NEW YORK, Sept. 18 (Xinhua) -- By withdrawing from multilateral trade agreements and unilaterally imposing tariffs on major trading partners, the United States is turning away from rule-based trade regime which has been crucial for global growth, said Nobel Prize Laureate Joseph Stiglitz.
Speaking on the economic consequences of recent U.S. actions at a forum held by Columbia University Center on Capitalism and Society, the U.S. economist noted that President Donald Trump has many misconceptions about trade.
While Trump said many international agreements were unfair to the United States, most of the agreements were unfair to developing countries in effect, said Stiglitz.
He indicated that with recent actions going against the rule of law, the United States would likely pay more but achieve less.
"Bargaining with asymmetric information is very costly. There are often breakdowns. And one of the reasons for the advantages of the rule of law is you don't have to spend all this energy in constantly renegotiating," said Stiglitz.
Talking about the Trump administration's latest announcement to impose additional tariffs on Chinese products, Stiglitz said the government overestimates the bargaining power of the United States and underestimates the others' resistance to the use of brute force.
"The opium wars of the 19th century are still very vivid in their (Chinese) minds and I would be surprised if they easily give in to this attempt to use brute force," he said.
The United States, disregarding overwhelming international and domestic opposition, announced the decision to impose additional 10-percent tariffs on 200 billion U.S. dollars worth of Chinese products from Sept. 24 and that it will take other escalating tariff measures.
China was forced to respond on Tuesday, announcing it will impose additional tariffs on U.S. products worth 60 billion U.S. dollars starting from Sept. 24.
When asked about his view on the discussion of intellectual property rights, which is at the center of U.S.-China trade frictions, Stiglitz said there is no theft of intellectual property in the area of artificial intelligence because China is "right at the forefront of it."

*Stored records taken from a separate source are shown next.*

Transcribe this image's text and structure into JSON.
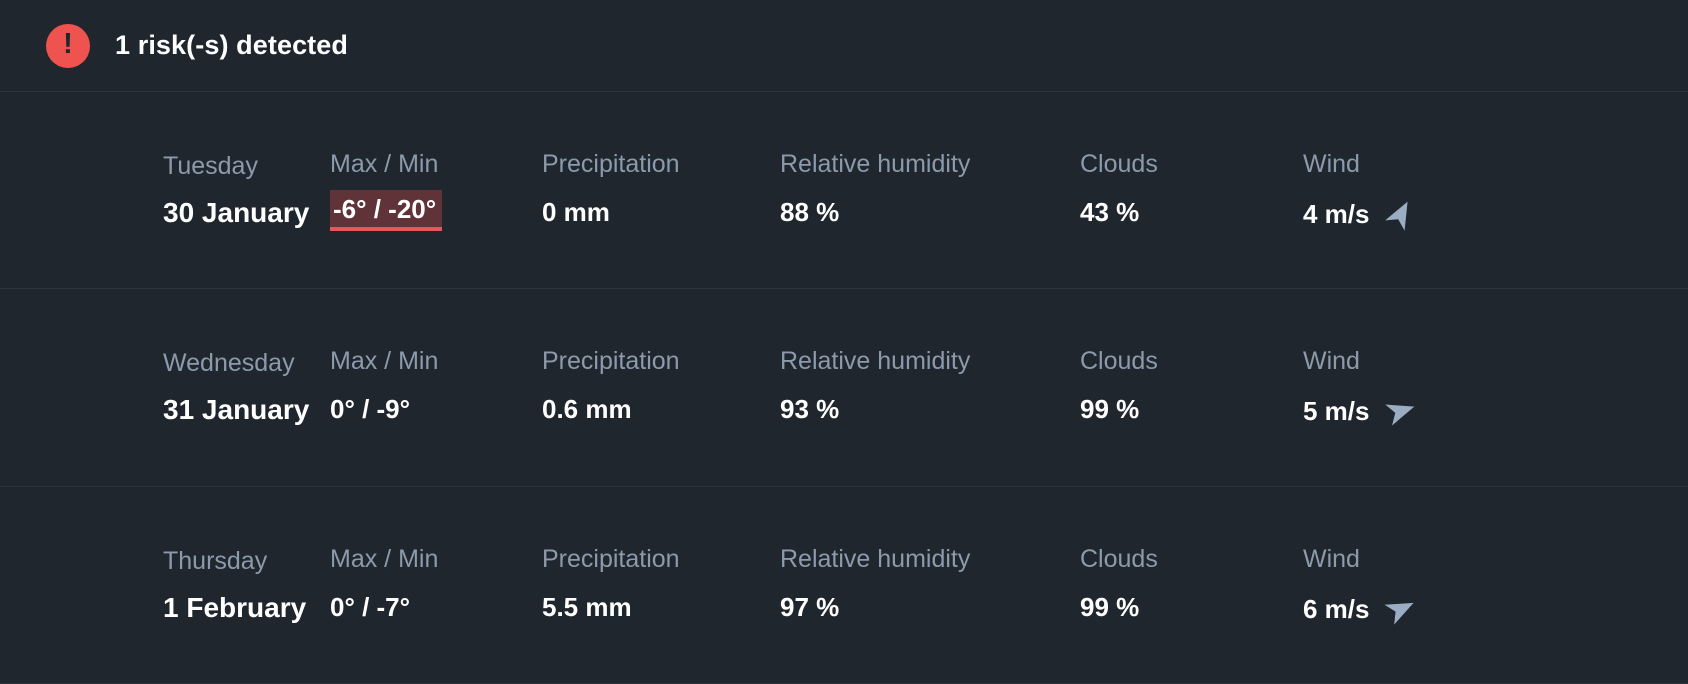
{
  "alert": {
    "icon": "alert-exclamation-icon",
    "text": "1 risk(-s) detected",
    "icon_color": "#ef5350"
  },
  "columns": {
    "max_min": "Max / Min",
    "precipitation": "Precipitation",
    "humidity": "Relative humidity",
    "clouds": "Clouds",
    "wind": "Wind"
  },
  "colors": {
    "background": "#1f262e",
    "label": "#8c9aab",
    "value": "#ffffff",
    "risk_highlight_bg": "#5f3338",
    "risk_underline": "#e0595b",
    "wind_arrow": "#9aadc2",
    "divider": "#2c343d"
  },
  "days": [
    {
      "weekday": "Tuesday",
      "date": "30 January",
      "max_min": "-6° / -20°",
      "max_min_risk": true,
      "precipitation": "0 mm",
      "humidity": "88 %",
      "clouds": "43 %",
      "wind": "4 m/s",
      "wind_direction_deg": 28
    },
    {
      "weekday": "Wednesday",
      "date": "31 January",
      "max_min": "0° / -9°",
      "max_min_risk": false,
      "precipitation": "0.6 mm",
      "humidity": "93 %",
      "clouds": "99 %",
      "wind": "5 m/s",
      "wind_direction_deg": 72
    },
    {
      "weekday": "Thursday",
      "date": "1 February",
      "max_min": "0° / -7°",
      "max_min_risk": false,
      "precipitation": "5.5 mm",
      "humidity": "97 %",
      "clouds": "99 %",
      "wind": "6 m/s",
      "wind_direction_deg": 64
    }
  ]
}
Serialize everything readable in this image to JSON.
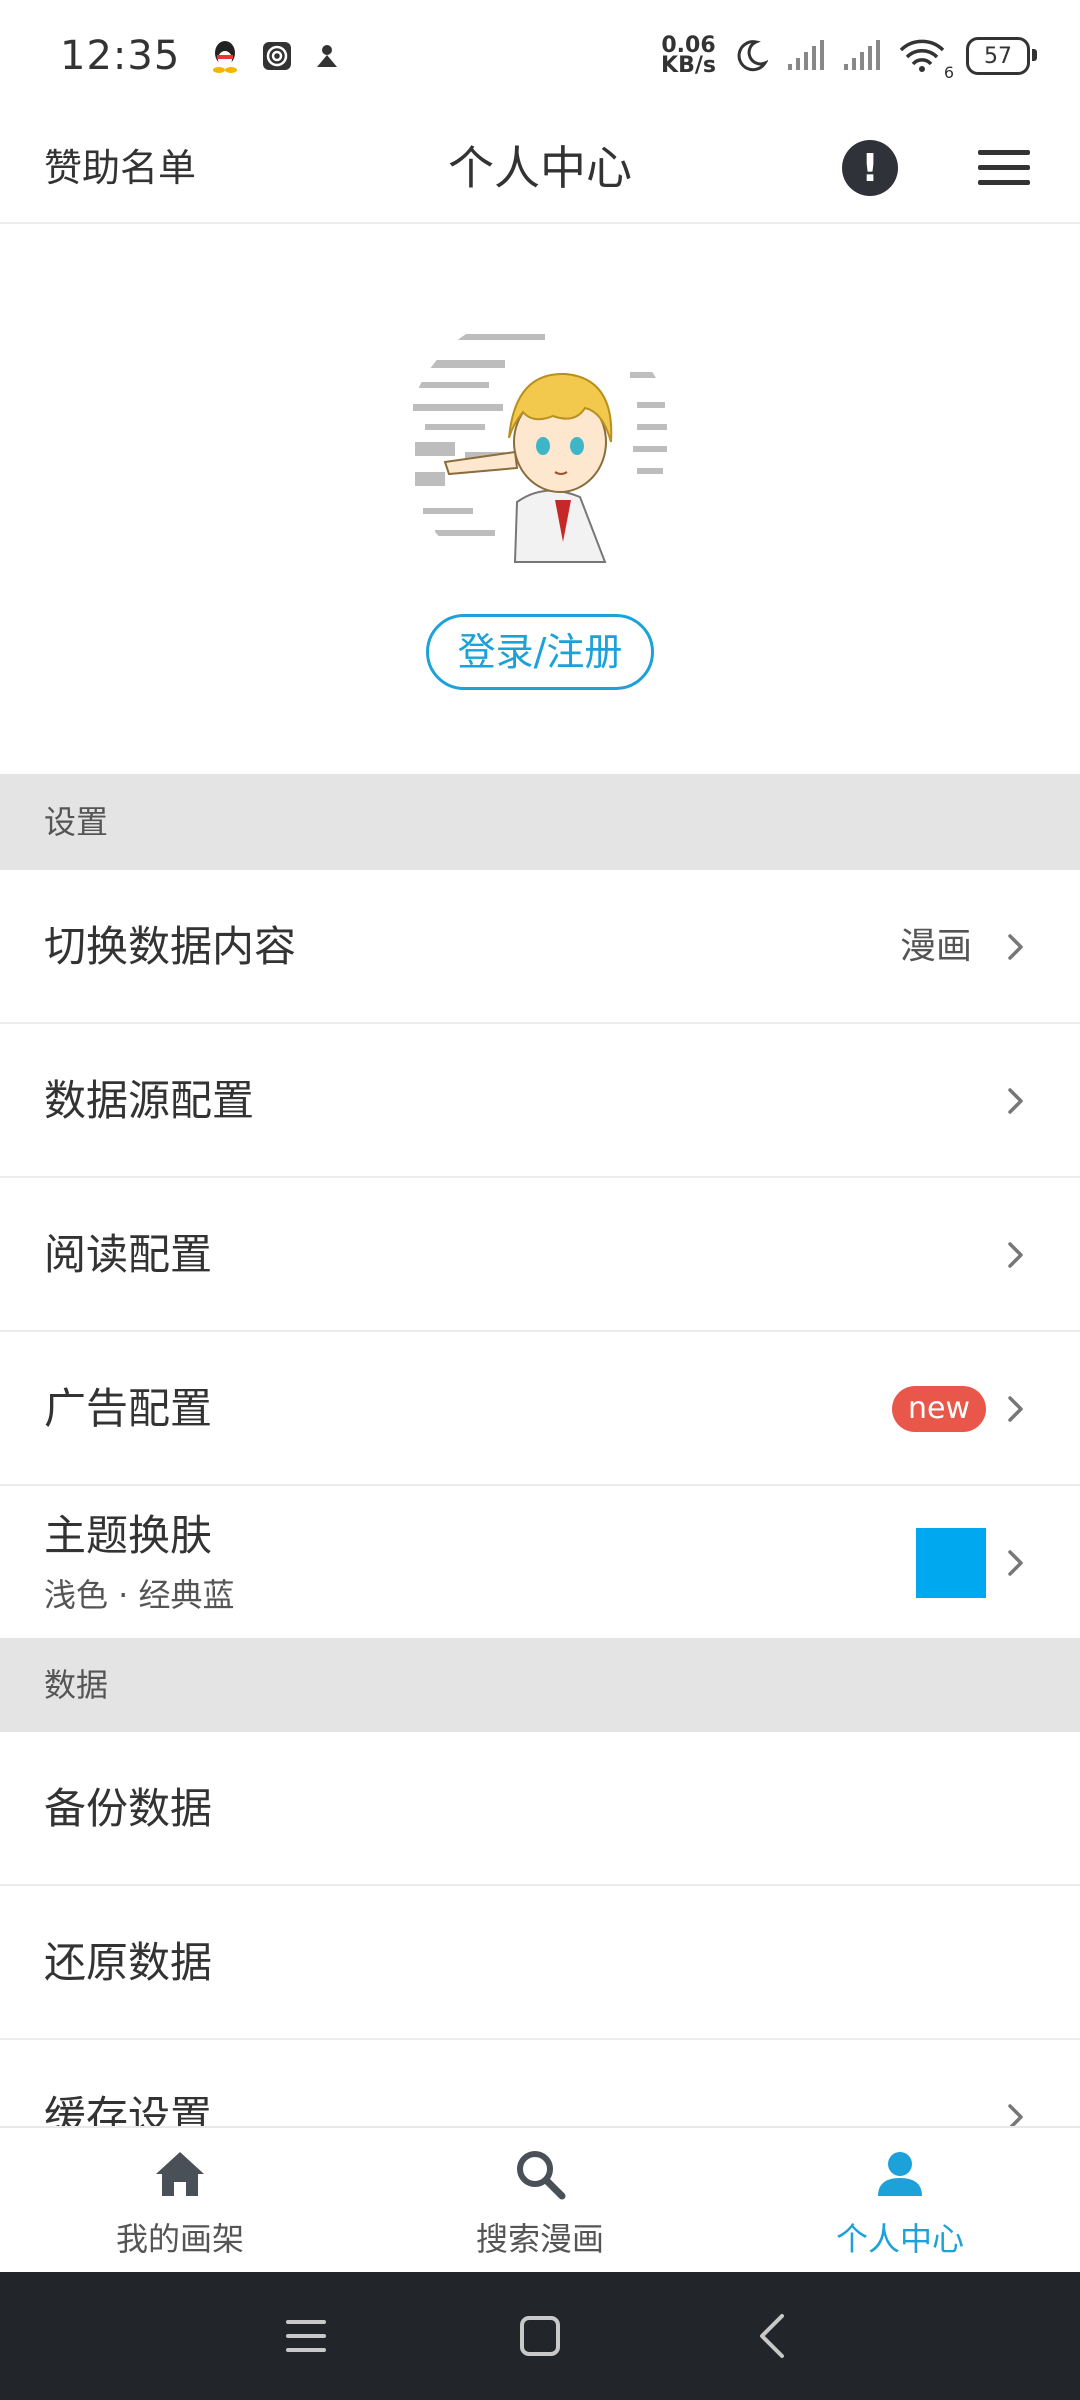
{
  "status_bar": {
    "time": "12:35",
    "net_speed_value": "0.06",
    "net_speed_unit": "KB/s",
    "wifi_badge": "6",
    "battery": "57",
    "icons": [
      "qq-icon",
      "spiral-app-icon",
      "person-app-icon",
      "moon-icon",
      "signal-icon",
      "signal-icon",
      "wifi-icon",
      "battery-icon"
    ]
  },
  "header": {
    "left_link": "赞助名单",
    "title": "个人中心",
    "info_symbol": "!"
  },
  "profile": {
    "login_button": "登录/注册"
  },
  "sections": {
    "settings": {
      "title": "设置",
      "items": [
        {
          "label": "切换数据内容",
          "value": "漫画"
        },
        {
          "label": "数据源配置"
        },
        {
          "label": "阅读配置"
        },
        {
          "label": "广告配置",
          "badge": "new"
        },
        {
          "label": "主题换肤",
          "sub": "浅色 · 经典蓝",
          "swatch_color": "#00a8ef"
        }
      ]
    },
    "data": {
      "title": "数据",
      "items": [
        {
          "label": "备份数据"
        },
        {
          "label": "还原数据"
        },
        {
          "label": "缓存设置"
        }
      ]
    }
  },
  "bottom_nav": {
    "tabs": [
      {
        "label": "我的画架",
        "icon": "home-icon"
      },
      {
        "label": "搜索漫画",
        "icon": "search-icon"
      },
      {
        "label": "个人中心",
        "icon": "person-icon",
        "active": true
      }
    ]
  },
  "colors": {
    "accent": "#1da1d9",
    "badge": "#e8574a",
    "section_bg": "#e4e4e4",
    "system_nav_bg": "#22262b"
  }
}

Regarding Chinese policy on foreign companies' access to the Chinese market through joint ventures, Stiglitz said: "It's totally understandable for a developing country to want to close the gap between themselves (and developed countries) and to try to absorb knowledge. That's not the same as stealing intellectual property."